_Required work_: Go through the material below and copy all lines with "this".

[Input Boundary: Start]

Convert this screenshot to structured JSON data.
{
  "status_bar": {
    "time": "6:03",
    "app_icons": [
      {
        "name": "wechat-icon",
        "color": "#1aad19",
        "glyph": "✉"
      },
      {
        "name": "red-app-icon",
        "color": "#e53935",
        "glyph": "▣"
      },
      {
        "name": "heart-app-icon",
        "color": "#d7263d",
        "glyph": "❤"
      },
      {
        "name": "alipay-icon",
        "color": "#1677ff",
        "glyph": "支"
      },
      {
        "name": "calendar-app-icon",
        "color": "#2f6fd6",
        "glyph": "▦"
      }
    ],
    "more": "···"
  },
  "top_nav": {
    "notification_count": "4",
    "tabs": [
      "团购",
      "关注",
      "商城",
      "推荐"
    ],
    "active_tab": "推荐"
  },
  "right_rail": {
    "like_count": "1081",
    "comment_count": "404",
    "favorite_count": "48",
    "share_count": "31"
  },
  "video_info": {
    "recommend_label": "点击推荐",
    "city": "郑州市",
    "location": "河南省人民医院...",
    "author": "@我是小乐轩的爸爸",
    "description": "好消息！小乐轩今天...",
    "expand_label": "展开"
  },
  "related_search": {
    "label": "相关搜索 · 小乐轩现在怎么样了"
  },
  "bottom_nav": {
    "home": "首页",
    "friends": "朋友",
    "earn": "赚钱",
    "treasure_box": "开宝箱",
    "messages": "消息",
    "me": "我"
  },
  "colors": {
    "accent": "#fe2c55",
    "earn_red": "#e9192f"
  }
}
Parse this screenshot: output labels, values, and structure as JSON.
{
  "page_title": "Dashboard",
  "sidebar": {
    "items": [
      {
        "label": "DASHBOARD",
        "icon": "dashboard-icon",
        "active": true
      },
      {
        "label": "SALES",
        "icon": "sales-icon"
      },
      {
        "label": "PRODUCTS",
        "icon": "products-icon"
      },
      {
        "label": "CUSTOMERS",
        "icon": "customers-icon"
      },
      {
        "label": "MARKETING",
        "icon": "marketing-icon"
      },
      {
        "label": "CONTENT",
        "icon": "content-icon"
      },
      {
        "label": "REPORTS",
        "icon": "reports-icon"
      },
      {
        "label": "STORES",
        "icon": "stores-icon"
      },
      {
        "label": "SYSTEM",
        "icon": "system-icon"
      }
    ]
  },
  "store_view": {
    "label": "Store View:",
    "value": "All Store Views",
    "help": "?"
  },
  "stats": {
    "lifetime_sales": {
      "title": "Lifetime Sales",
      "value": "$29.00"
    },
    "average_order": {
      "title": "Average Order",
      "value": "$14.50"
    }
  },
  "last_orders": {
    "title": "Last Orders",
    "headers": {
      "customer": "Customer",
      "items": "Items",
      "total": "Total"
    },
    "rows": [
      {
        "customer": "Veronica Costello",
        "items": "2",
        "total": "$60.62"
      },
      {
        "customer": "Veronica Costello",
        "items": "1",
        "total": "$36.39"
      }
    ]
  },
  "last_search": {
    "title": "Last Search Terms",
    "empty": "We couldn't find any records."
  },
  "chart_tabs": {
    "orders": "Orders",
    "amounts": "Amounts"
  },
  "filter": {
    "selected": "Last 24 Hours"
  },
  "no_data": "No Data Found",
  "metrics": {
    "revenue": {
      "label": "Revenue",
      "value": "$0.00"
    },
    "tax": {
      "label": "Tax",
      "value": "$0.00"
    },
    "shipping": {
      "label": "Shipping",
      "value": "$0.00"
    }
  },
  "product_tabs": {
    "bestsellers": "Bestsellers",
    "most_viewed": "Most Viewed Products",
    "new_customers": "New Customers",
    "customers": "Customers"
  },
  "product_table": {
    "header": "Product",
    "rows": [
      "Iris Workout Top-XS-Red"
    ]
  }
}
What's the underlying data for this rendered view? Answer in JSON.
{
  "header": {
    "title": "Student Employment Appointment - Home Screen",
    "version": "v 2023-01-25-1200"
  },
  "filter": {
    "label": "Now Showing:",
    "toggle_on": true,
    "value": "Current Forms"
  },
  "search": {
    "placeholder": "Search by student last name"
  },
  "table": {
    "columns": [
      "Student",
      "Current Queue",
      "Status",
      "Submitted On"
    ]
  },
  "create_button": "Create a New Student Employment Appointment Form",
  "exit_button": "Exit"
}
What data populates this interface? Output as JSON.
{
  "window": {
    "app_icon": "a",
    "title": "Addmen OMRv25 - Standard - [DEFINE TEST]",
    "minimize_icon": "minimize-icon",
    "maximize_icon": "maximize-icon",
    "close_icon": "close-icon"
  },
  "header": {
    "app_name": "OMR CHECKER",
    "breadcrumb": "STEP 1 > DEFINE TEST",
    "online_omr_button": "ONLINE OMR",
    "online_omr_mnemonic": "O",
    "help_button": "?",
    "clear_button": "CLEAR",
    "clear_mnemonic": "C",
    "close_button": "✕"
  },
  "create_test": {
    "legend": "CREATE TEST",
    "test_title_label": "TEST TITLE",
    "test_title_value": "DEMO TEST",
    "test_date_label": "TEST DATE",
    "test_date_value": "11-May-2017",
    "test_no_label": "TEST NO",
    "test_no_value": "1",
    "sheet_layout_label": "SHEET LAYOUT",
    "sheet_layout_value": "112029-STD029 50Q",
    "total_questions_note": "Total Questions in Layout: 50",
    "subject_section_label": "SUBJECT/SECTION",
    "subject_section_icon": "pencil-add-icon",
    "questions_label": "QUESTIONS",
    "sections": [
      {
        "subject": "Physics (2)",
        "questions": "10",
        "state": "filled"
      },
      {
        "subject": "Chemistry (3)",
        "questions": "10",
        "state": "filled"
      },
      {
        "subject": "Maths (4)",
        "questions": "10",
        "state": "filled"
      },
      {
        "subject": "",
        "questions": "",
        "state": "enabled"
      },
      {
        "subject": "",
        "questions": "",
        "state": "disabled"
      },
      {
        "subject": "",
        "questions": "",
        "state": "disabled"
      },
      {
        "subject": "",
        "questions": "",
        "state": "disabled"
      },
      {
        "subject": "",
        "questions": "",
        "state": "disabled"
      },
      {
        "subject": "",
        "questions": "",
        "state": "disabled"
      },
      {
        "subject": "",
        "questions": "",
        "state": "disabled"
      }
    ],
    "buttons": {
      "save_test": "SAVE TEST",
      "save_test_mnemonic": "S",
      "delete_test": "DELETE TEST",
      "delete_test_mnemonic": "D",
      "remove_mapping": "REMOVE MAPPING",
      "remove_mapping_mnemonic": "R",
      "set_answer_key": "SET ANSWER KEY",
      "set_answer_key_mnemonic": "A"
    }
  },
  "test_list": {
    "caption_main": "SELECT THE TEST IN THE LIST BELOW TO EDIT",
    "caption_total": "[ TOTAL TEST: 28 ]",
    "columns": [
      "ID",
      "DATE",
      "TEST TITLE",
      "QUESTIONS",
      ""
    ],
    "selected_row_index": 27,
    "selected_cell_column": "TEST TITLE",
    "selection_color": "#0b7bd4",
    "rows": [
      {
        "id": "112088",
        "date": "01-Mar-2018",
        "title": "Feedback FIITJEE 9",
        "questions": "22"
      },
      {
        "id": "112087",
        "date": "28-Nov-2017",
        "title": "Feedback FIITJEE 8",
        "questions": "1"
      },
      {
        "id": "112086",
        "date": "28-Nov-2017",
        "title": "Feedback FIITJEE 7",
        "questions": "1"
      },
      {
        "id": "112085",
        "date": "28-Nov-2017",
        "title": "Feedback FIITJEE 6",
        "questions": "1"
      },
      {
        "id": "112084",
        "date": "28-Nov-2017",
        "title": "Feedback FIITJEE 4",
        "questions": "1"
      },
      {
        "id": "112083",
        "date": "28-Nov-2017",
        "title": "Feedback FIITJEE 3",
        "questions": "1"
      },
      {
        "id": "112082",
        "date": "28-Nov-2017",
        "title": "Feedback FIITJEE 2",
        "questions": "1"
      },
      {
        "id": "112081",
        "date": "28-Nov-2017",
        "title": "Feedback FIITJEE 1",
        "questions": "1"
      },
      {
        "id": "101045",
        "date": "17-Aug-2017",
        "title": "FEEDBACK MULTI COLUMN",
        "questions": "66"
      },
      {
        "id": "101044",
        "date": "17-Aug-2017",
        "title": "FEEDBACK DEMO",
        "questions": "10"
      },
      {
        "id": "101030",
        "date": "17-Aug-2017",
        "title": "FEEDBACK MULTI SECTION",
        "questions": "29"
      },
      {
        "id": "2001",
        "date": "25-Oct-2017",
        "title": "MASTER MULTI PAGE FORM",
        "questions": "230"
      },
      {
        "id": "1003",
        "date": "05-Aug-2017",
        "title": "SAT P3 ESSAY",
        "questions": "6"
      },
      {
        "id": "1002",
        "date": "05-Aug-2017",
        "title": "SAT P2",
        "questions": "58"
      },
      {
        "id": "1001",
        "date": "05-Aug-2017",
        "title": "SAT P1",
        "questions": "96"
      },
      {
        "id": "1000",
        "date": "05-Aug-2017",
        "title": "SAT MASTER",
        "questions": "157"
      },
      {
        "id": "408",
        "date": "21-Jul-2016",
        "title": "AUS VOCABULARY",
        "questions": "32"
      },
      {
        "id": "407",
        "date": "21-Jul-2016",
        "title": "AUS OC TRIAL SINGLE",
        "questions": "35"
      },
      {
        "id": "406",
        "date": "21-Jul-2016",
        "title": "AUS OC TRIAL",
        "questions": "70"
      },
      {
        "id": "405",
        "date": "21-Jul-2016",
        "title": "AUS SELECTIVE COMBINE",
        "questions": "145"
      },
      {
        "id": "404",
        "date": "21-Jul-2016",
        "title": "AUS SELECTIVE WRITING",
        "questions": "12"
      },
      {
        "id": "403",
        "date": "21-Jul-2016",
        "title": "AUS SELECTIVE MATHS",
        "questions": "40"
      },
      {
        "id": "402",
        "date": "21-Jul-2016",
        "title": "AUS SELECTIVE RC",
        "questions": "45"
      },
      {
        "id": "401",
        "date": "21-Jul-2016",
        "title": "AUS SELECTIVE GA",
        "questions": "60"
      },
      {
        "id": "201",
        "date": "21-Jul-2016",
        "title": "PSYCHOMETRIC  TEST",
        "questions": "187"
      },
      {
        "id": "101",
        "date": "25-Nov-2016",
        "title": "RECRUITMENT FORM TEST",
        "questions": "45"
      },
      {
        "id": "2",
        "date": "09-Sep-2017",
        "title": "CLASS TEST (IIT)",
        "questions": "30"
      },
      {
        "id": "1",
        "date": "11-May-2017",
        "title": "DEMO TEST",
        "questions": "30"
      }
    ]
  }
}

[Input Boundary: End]

_Answer to the exercise_:
Convert this screenshot to structured JSON data.
Parse this screenshot: output labels, values, and structure as JSON.
What's the underlying data for this rendered view? Answer in JSON.
What data populates this interface? Output as JSON.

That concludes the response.